Task details. If a line below contains the string "Select", copy it out.

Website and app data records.

- Opening Delimiter -

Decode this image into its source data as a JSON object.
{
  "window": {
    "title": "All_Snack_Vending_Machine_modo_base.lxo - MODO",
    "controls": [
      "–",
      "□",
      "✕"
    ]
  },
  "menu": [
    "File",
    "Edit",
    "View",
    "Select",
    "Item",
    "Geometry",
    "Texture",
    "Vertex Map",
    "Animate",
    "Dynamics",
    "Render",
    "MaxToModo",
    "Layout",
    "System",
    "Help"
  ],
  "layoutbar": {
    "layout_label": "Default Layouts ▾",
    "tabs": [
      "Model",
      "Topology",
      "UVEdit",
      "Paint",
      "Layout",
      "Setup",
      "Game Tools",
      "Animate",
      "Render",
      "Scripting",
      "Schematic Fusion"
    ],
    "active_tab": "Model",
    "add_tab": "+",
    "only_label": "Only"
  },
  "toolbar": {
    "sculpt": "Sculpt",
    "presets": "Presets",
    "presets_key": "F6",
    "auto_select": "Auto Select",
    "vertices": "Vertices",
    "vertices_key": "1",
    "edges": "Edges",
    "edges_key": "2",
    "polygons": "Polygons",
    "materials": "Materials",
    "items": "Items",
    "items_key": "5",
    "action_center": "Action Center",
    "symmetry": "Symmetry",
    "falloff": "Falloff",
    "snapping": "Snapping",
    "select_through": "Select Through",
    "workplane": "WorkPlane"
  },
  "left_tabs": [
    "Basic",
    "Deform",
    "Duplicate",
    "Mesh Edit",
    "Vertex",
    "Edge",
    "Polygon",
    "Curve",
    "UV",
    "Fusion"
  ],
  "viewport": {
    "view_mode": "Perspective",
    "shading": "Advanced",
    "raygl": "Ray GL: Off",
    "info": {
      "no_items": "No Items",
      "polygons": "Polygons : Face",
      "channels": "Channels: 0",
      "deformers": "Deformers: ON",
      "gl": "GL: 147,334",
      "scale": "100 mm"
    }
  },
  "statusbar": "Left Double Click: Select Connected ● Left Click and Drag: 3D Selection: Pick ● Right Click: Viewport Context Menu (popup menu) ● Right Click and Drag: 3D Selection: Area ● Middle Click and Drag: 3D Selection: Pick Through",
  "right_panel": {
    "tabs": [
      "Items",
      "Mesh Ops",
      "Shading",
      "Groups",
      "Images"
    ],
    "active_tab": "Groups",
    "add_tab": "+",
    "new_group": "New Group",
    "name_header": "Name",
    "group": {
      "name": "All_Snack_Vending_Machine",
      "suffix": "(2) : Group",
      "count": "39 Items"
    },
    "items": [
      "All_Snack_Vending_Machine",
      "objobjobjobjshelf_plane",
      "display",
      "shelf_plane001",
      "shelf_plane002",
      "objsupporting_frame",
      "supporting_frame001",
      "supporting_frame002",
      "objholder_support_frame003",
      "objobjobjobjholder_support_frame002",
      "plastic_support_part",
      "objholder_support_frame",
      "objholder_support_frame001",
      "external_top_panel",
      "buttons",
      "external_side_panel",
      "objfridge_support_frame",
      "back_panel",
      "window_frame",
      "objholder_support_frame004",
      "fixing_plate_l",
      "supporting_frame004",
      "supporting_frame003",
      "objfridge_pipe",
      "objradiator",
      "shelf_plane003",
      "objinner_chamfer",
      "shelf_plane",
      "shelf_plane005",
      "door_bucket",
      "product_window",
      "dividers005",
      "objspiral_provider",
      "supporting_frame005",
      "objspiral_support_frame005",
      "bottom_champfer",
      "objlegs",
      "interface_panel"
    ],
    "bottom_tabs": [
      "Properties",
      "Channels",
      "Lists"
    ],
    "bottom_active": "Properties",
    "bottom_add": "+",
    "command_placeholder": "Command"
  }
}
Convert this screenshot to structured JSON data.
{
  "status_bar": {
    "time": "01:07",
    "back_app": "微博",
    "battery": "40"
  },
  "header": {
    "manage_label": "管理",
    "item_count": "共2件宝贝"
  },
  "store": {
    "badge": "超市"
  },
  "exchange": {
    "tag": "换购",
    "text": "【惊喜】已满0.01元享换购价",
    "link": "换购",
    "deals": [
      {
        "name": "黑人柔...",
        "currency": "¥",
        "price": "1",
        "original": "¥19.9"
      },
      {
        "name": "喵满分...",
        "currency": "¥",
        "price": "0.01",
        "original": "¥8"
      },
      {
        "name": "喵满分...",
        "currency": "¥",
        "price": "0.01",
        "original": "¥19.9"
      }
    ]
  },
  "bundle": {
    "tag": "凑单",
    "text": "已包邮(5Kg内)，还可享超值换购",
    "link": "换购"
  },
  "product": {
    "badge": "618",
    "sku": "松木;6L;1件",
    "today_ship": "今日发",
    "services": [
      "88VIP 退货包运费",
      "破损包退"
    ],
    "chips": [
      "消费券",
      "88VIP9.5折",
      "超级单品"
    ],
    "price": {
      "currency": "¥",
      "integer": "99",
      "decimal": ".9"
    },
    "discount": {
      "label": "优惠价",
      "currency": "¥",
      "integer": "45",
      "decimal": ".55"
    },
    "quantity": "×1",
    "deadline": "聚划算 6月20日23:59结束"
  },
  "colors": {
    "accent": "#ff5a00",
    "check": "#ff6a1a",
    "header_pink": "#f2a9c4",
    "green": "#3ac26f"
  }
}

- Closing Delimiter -

Completed exercise.
    "Select",
    "auto_select": "Auto Select",
    "select_through": "Select Through",
  "statusbar": "Left Double Click: Select Connected ● Left Click and Drag: 3D Selection: Pick ● Right Click: Viewport Context Menu (popup menu) ● Right Click and Drag: 3D Selection: Area ● Middle Click and Drag: 3D Selection: Pick Through",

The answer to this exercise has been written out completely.